Records provided
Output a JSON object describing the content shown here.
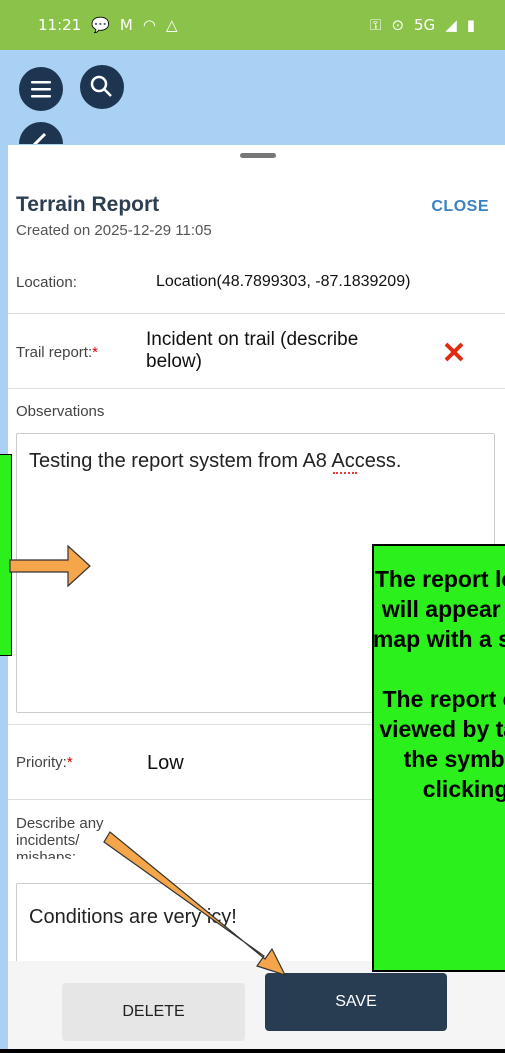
{
  "status_bar": {
    "time": "11:21",
    "network": "5G"
  },
  "map_controls": [
    "menu-icon",
    "search-icon",
    "back-icon"
  ],
  "sheet": {
    "title": "Terrain Report",
    "created": "Created on 2025-12-29 11:05",
    "close_label": "CLOSE",
    "location": {
      "label": "Location:",
      "value": "Location(48.7899303, -87.1839209)"
    },
    "trail_report": {
      "label": "Trail report:",
      "required": "*",
      "value_line1": "Incident on trail (describe",
      "value_line2": "below)"
    },
    "observations": {
      "label": "Observations",
      "value": "Testing the report system from A8 Access."
    },
    "priority": {
      "label": "Priority:",
      "required": "*",
      "value": "Low"
    },
    "incidents": {
      "label_line1": "Describe any",
      "label_line2": "incidents/",
      "label_line3": "mishaps:",
      "value": "Conditions are very icy!"
    },
    "delete_label": "DELETE",
    "save_label": "SAVE"
  },
  "callout": {
    "text": "The report location will appear on the map with a symbol.\n\nThe report can be viewed by tapping the symbol or clicking it."
  },
  "colors": {
    "status_green": "#8bc34a",
    "map_blue": "#a8d1f3",
    "navy": "#283d52",
    "callout_green": "#2cf01c",
    "arrow_orange": "#f5a54a",
    "link_blue": "#3b82c4"
  }
}
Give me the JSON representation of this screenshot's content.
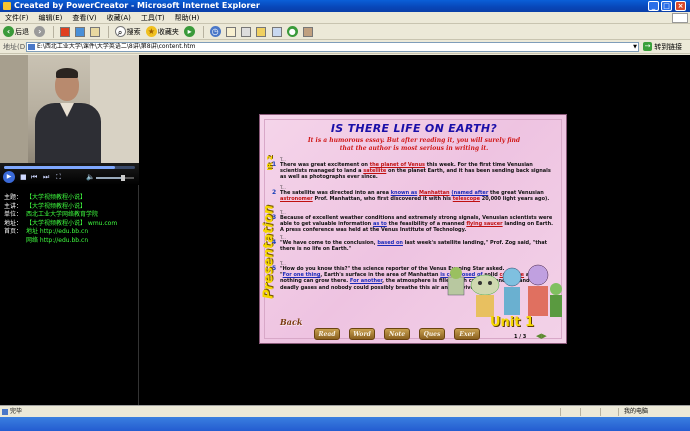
{
  "window": {
    "title": "Created by PowerCreator - Microsoft Internet Explorer"
  },
  "menu": [
    "文件(F)",
    "编辑(E)",
    "查看(V)",
    "收藏(A)",
    "工具(T)",
    "帮助(H)"
  ],
  "toolbar": {
    "back": "后退",
    "search": "搜索",
    "favorites": "收藏夹"
  },
  "address": {
    "label": "地址(D)",
    "value": "E:\\西北工业大学\\课件\\大学英语二\\8讲\\第8讲\\content.htm",
    "go": "转到",
    "links": "链接"
  },
  "player": {
    "progress_pct": 85,
    "volume_pct": 70
  },
  "info": [
    {
      "key": "主题：",
      "value": "【大学视频教程小说】"
    },
    {
      "key": "主讲：",
      "value": "【大学视频教程小说】"
    },
    {
      "key": "单位：",
      "value": "西北工业大学网络教育学院"
    },
    {
      "key": "地址：",
      "value": "【大学视频教程小说】 wmu.com"
    },
    {
      "key": "首页：",
      "value": "地址 http://edu.bb.cn"
    },
    {
      "key": "",
      "value": "网络 http://edu.bb.cn"
    }
  ],
  "slide": {
    "title": "IS THERE LIFE ON EARTH?",
    "subtitle_1": "It is a humorous essay. But after reading it, you will surely find",
    "subtitle_2": "that the author is most serious in writing it.",
    "side_label": "Presentation",
    "side_code": "IR 2",
    "speaker_label": "T...",
    "paragraphs": [
      {
        "num": "1",
        "parts": [
          "There was great excitement on ",
          "the planet of Venus",
          " this week. For the first time Venusian scientists managed to land a ",
          "satellite",
          " on the planet Earth, and it has been sending back signals as well as photographs ever since."
        ]
      },
      {
        "num": "2",
        "parts": [
          "The satellite was directed into an area ",
          "known as",
          " ",
          "Manhattan",
          " ",
          "(named after",
          " the great Venusian ",
          "astronomer",
          " Prof. Manhattan, who first discovered it with his ",
          "telescope",
          " 20,000 light years ago)."
        ]
      },
      {
        "num": "3",
        "parts": [
          "Because of excellent weather conditions and extremely strong signals, Venusian scientists were able to get valuable information ",
          "as to",
          " the feasibility of a manned ",
          "flying saucer",
          " landing on Earth. A press conference was held at the Venus Institute of Technology."
        ]
      },
      {
        "num": "4",
        "parts": [
          "\"We have come to the conclusion, ",
          "based on",
          " last week's satellite landing,\" Prof. Zog said, \"that there is no life on Earth.\""
        ]
      },
      {
        "num": "5",
        "parts": [
          "\"How do you know this?\" the science reporter of the Venus Evening Star asked.",
          "\"",
          "For one thing",
          ", Earth's surface in the area of Manhattan ",
          "is composed of",
          " solid ",
          "concrete",
          " and nothing can grow there. ",
          "For another",
          ", the atmosphere is filled with carbon monoxide and other deadly gases and nobody could possibly breathe this air and survive.\""
        ]
      }
    ],
    "back_label": "Back",
    "unit_label": "Unit 1",
    "nav_buttons": [
      "Read",
      "Word",
      "Note",
      "Ques",
      "Exer"
    ],
    "page_indicator": "1 / 3"
  },
  "status": {
    "left": "完毕",
    "zone": "我的电脑"
  },
  "colors": {
    "accent_red": "#c01010",
    "accent_blue": "#1a2ab8",
    "title_blue": "#1a0fa8",
    "label_yellow": "#f5d700"
  }
}
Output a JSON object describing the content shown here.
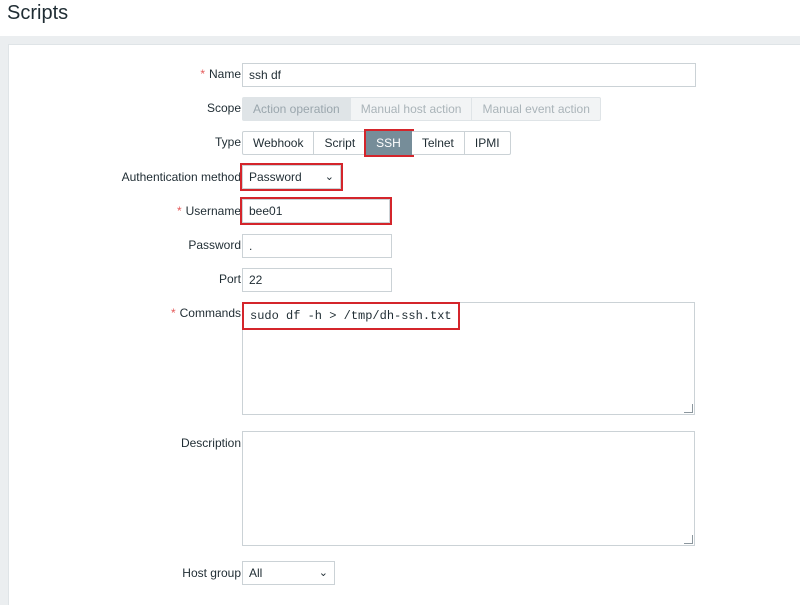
{
  "page": {
    "title": "Scripts"
  },
  "form": {
    "name": {
      "label": "Name",
      "value": "ssh df"
    },
    "scope": {
      "label": "Scope",
      "options": [
        "Action operation",
        "Manual host action",
        "Manual event action"
      ]
    },
    "type": {
      "label": "Type",
      "options": [
        "Webhook",
        "Script",
        "SSH",
        "Telnet",
        "IPMI"
      ],
      "selected": "SSH"
    },
    "auth_method": {
      "label": "Authentication method",
      "value": "Password"
    },
    "username": {
      "label": "Username",
      "value": "bee01"
    },
    "password": {
      "label": "Password",
      "value": "."
    },
    "port": {
      "label": "Port",
      "value": "22"
    },
    "commands": {
      "label": "Commands",
      "value": "sudo df -h > /tmp/dh-ssh.txt"
    },
    "description": {
      "label": "Description",
      "value": ""
    },
    "host_group": {
      "label": "Host group",
      "value": "All"
    },
    "required_mark": "*"
  },
  "colors": {
    "accent": "#768d99",
    "highlight": "#d4252b",
    "required": "#e45959"
  },
  "icons": {
    "dropdown": "chevron-down-icon",
    "resize": "resize-handle-icon"
  }
}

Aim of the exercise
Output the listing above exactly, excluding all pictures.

Output below
Output a JSON object describing the content shown here.
{
  "status_bar": {
    "time": "11:21",
    "network": "5G"
  },
  "map_controls": [
    "menu-icon",
    "search-icon",
    "back-icon"
  ],
  "sheet": {
    "title": "Terrain Report",
    "created": "Created on 2025-12-29 11:05",
    "close_label": "CLOSE",
    "location": {
      "label": "Location:",
      "value": "Location(48.7899303, -87.1839209)"
    },
    "trail_report": {
      "label": "Trail report:",
      "required": "*",
      "value_line1": "Incident on trail (describe",
      "value_line2": "below)"
    },
    "observations": {
      "label": "Observations",
      "value": "Testing the report system from A8 Access."
    },
    "priority": {
      "label": "Priority:",
      "required": "*",
      "value": "Low"
    },
    "incidents": {
      "label_line1": "Describe any",
      "label_line2": "incidents/",
      "label_line3": "mishaps:",
      "value": "Conditions are very icy!"
    },
    "delete_label": "DELETE",
    "save_label": "SAVE"
  },
  "callout": {
    "text": "The report location will appear on the map with a symbol.\n\nThe report can be viewed by tapping the symbol or clicking it."
  },
  "colors": {
    "status_green": "#8bc34a",
    "map_blue": "#a8d1f3",
    "navy": "#283d52",
    "callout_green": "#2cf01c",
    "arrow_orange": "#f5a54a",
    "link_blue": "#3b82c4"
  }
}
Give me the JSON representation of this screenshot's content.
{
  "window": {
    "title": "Created by PowerCreator - Microsoft Internet Explorer"
  },
  "menu": [
    "文件(F)",
    "编辑(E)",
    "查看(V)",
    "收藏(A)",
    "工具(T)",
    "帮助(H)"
  ],
  "toolbar": {
    "back": "后退",
    "search": "搜索",
    "favorites": "收藏夹"
  },
  "address": {
    "label": "地址(D)",
    "value": "E:\\西北工业大学\\课件\\大学英语二\\8讲\\第8讲\\content.htm",
    "go": "转到",
    "links": "链接"
  },
  "player": {
    "progress_pct": 85,
    "volume_pct": 70
  },
  "info": [
    {
      "key": "主题：",
      "value": "【大学视频教程小说】"
    },
    {
      "key": "主讲：",
      "value": "【大学视频教程小说】"
    },
    {
      "key": "单位：",
      "value": "西北工业大学网络教育学院"
    },
    {
      "key": "地址：",
      "value": "【大学视频教程小说】 wmu.com"
    },
    {
      "key": "首页：",
      "value": "地址 http://edu.bb.cn"
    },
    {
      "key": "",
      "value": "网络 http://edu.bb.cn"
    }
  ],
  "slide": {
    "title": "IS THERE LIFE ON EARTH?",
    "subtitle_1": "It is a humorous essay. But after reading it, you will surely find",
    "subtitle_2": "that the author is most serious in writing it.",
    "side_label": "Presentation",
    "side_code": "IR 2",
    "speaker_label": "T...",
    "paragraphs": [
      {
        "num": "1",
        "parts": [
          "There was great excitement on ",
          "the planet of Venus",
          " this week. For the first time Venusian scientists managed to land a ",
          "satellite",
          " on the planet Earth, and it has been sending back signals as well as photographs ever since."
        ]
      },
      {
        "num": "2",
        "parts": [
          "The satellite was directed into an area ",
          "known as",
          " ",
          "Manhattan",
          " ",
          "(named after",
          " the great Venusian ",
          "astronomer",
          " Prof. Manhattan, who first discovered it with his ",
          "telescope",
          " 20,000 light years ago)."
        ]
      },
      {
        "num": "3",
        "parts": [
          "Because of excellent weather conditions and extremely strong signals, Venusian scientists were able to get valuable information ",
          "as to",
          " the feasibility of a manned ",
          "flying saucer",
          " landing on Earth. A press conference was held at the Venus Institute of Technology."
        ]
      },
      {
        "num": "4",
        "parts": [
          "\"We have come to the conclusion, ",
          "based on",
          " last week's satellite landing,\" Prof. Zog said, \"that there is no life on Earth.\""
        ]
      },
      {
        "num": "5",
        "parts": [
          "\"How do you know this?\" the science reporter of the Venus Evening Star asked.",
          "\"",
          "For one thing",
          ", Earth's surface in the area of Manhattan ",
          "is composed of",
          " solid ",
          "concrete",
          " and nothing can grow there. ",
          "For another",
          ", the atmosphere is filled with carbon monoxide and other deadly gases and nobody could possibly breathe this air and survive.\""
        ]
      }
    ],
    "back_label": "Back",
    "unit_label": "Unit 1",
    "nav_buttons": [
      "Read",
      "Word",
      "Note",
      "Ques",
      "Exer"
    ],
    "page_indicator": "1 / 3"
  },
  "status": {
    "left": "完毕",
    "zone": "我的电脑"
  },
  "colors": {
    "accent_red": "#c01010",
    "accent_blue": "#1a2ab8",
    "title_blue": "#1a0fa8",
    "label_yellow": "#f5d700"
  }
}
Output a JSON object describing the content shown here.
{
  "page": {
    "title": "Scripts"
  },
  "form": {
    "name": {
      "label": "Name",
      "value": "ssh df"
    },
    "scope": {
      "label": "Scope",
      "options": [
        "Action operation",
        "Manual host action",
        "Manual event action"
      ]
    },
    "type": {
      "label": "Type",
      "options": [
        "Webhook",
        "Script",
        "SSH",
        "Telnet",
        "IPMI"
      ],
      "selected": "SSH"
    },
    "auth_method": {
      "label": "Authentication method",
      "value": "Password"
    },
    "username": {
      "label": "Username",
      "value": "bee01"
    },
    "password": {
      "label": "Password",
      "value": "."
    },
    "port": {
      "label": "Port",
      "value": "22"
    },
    "commands": {
      "label": "Commands",
      "value": "sudo df -h > /tmp/dh-ssh.txt"
    },
    "description": {
      "label": "Description",
      "value": ""
    },
    "host_group": {
      "label": "Host group",
      "value": "All"
    },
    "required_mark": "*"
  },
  "colors": {
    "accent": "#768d99",
    "highlight": "#d4252b",
    "required": "#e45959"
  },
  "icons": {
    "dropdown": "chevron-down-icon",
    "resize": "resize-handle-icon"
  }
}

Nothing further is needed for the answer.